Hello out there,
Does anyone have a sample script (or know of an article that discusses this) for calculating a d score at the end of a GNAT? What I am hoping is for participants to see their d score (and perhaps an interpretation) upon completion of the test. I am also a little confused about whether the error rate alone, or the response latencies alone, or some combination of both - is the best way to score a GNAT.
On a related note . . . is there SPSS information for GNAT data?
Thanks for the help.
JC
GNAT data may be summarized by calculating d' (d prime), a measure of sensitivity common in signal detection theory (SDT). Nosek & Banaji (2001) discuss analysis of GNAT data at length. Whether an accuracy based measure like d' or a latency based measure should be used depends on the specifics of your GNAT procedure. Note that d' is neither identical to the IAT D score measure nor Cohen's d (a measure of effect size). Because of the underlying distributional assumptions, calculating d' requires some advanced mathematical functions available in popular stats software, but not Inquisit (which is primarily a data collection, not a data analysis tool). Pulling this off in Inquisit would be very awkward if at all possible. SPSS syntax is available from the GNAT page at millisecond.com or Brian Nosek's site at Project Implicit.
Regards,
~Dave

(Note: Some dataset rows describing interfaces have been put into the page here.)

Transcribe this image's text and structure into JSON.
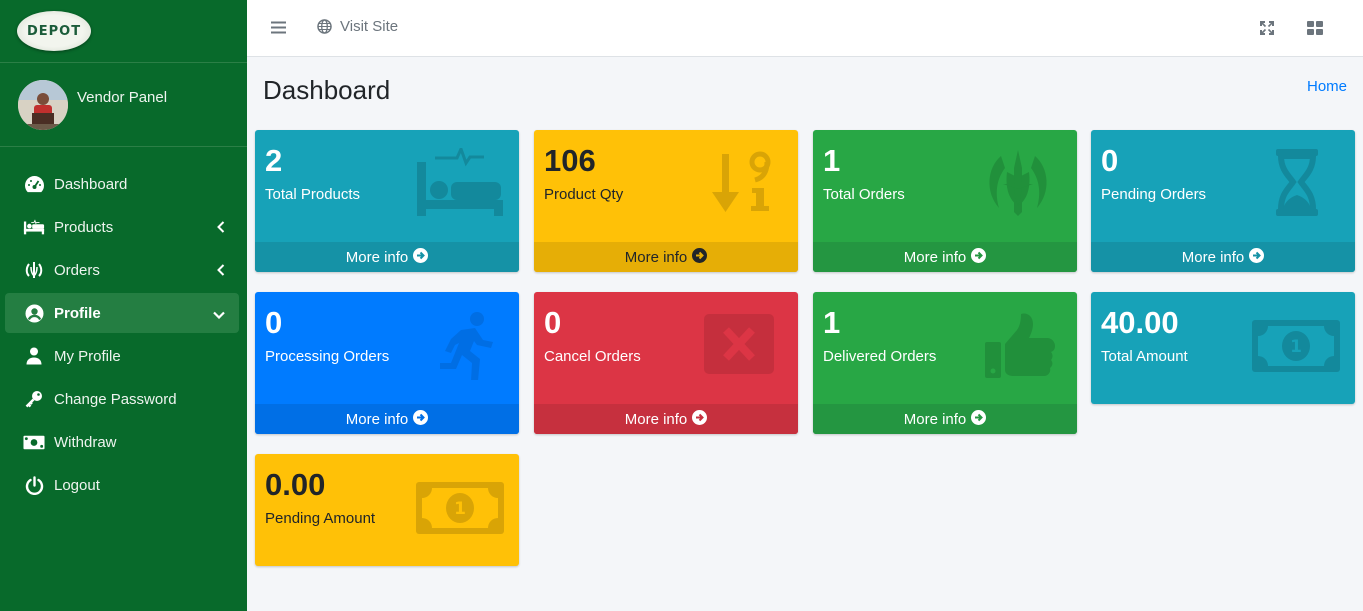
{
  "brand": {
    "logo_text": "DEPOT"
  },
  "user": {
    "name": "Vendor Panel"
  },
  "sidebar": {
    "items": [
      {
        "label": "Dashboard",
        "icon": "tachometer-icon"
      },
      {
        "label": "Products",
        "icon": "bed-icon"
      },
      {
        "label": "Orders",
        "icon": "orders-emblem-icon"
      },
      {
        "label": "Profile",
        "icon": "user-circle-icon"
      },
      {
        "label": "My Profile",
        "icon": "user-icon"
      },
      {
        "label": "Change Password",
        "icon": "key-icon"
      },
      {
        "label": "Withdraw",
        "icon": "money-bill-icon"
      },
      {
        "label": "Logout",
        "icon": "power-icon"
      }
    ]
  },
  "topbar": {
    "visit_site": "Visit Site"
  },
  "page": {
    "title": "Dashboard",
    "breadcrumb": "Home"
  },
  "boxes": [
    {
      "value": "2",
      "label": "Total Products",
      "footer": "More info"
    },
    {
      "value": "106",
      "label": "Product Qty",
      "footer": "More info"
    },
    {
      "value": "1",
      "label": "Total Orders",
      "footer": "More info"
    },
    {
      "value": "0",
      "label": "Pending Orders",
      "footer": "More info"
    },
    {
      "value": "0",
      "label": "Processing Orders",
      "footer": "More info"
    },
    {
      "value": "0",
      "label": "Cancel Orders",
      "footer": "More info"
    },
    {
      "value": "1",
      "label": "Delivered Orders",
      "footer": "More info"
    },
    {
      "value": "40.00",
      "label": "Total Amount"
    },
    {
      "value": "0.00",
      "label": "Pending Amount"
    }
  ],
  "colors": {
    "sidebar": "#086a2b",
    "info": "#17a2b8",
    "warning": "#ffc107",
    "success": "#28a745",
    "primary": "#007bff",
    "danger": "#dc3545",
    "link": "#007bff"
  }
}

Just a quick comment on computing d prime in Inquisit. As Dave suggested, this can't be done with the current set of built in functions available in Inquisit. Specifically, Inquisit lacks a function for computing the Z score, which is required for computing d prime. This will likely be added to a future release.
-Sean

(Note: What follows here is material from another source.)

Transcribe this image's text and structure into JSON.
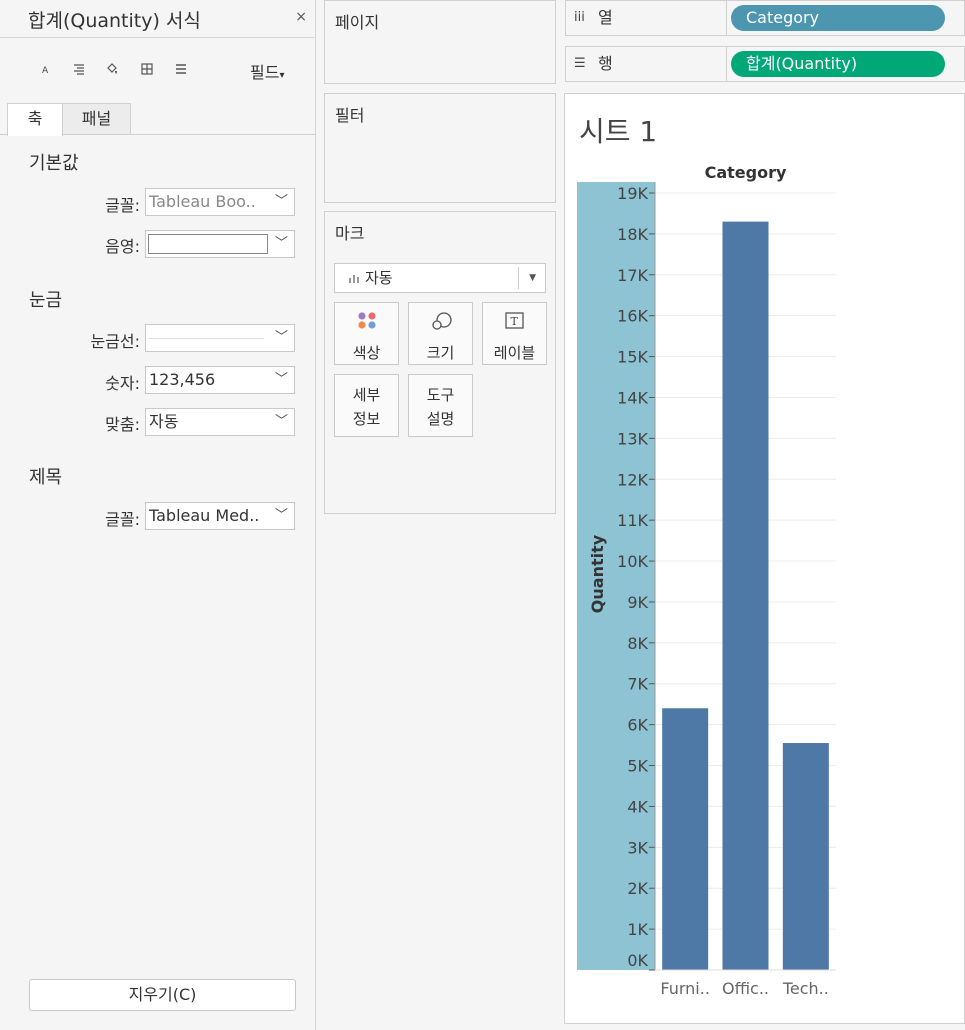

Since I've been doing some related work anyway, I might as well throw this in here. If anyone really, really, really needs to compute p or z values for whatever reason, Inquisit syntax for the standard normal CDF and its inverse is provided below. The code is based on Aludaat & Alodat (2008). More accurate algorithms are available, but I prefer these approximations because they're (a) relatively concise and (b) accurate enough for most purposes in psychology and related fields. Warning to unsuspecting readers: If you don't understand what this code does, chances are you don't need it.
# Normal CDF and Inverse Normal CDF functions# This code is based on the approximations given in Aludaat & Alodat (2008).# Results should be accurate to about two decimal places, with larger deviations # for extreme values. This code is provided without any warranty.# expressions.p_z computes p given z# expressions.z_p computes z given p<expressions>/ p_z = if(values.z>0) 0.5*(1+sqrt((1-exp(-sqrt(m_pi/8)*pow(values.z,2))))) else 1-0.5*(1+sqrt((1-exp(-sqrt(m_pi/8)*pow(values.z,2)))))/ z_p = if(expressions.p_z>0.5) sqrt(-ln(1-pow(2*expressions.p_z-1,2))/sqrt(m_pi/8)) else -sqrt(-ln(1-pow(2*expressions.p_z-1,2))/sqrt(m_pi/8))</expressions><values>/ z = 0.6</values><text mytext>/ items = ("z = <%values.z%> | p_z = <%expressions.p_z%> | z_p = <%expressions.z_p%>")</text><trial mytrial>/ stimulusframes = [1=mytext]/ validresponse = (anyresponse)</trial>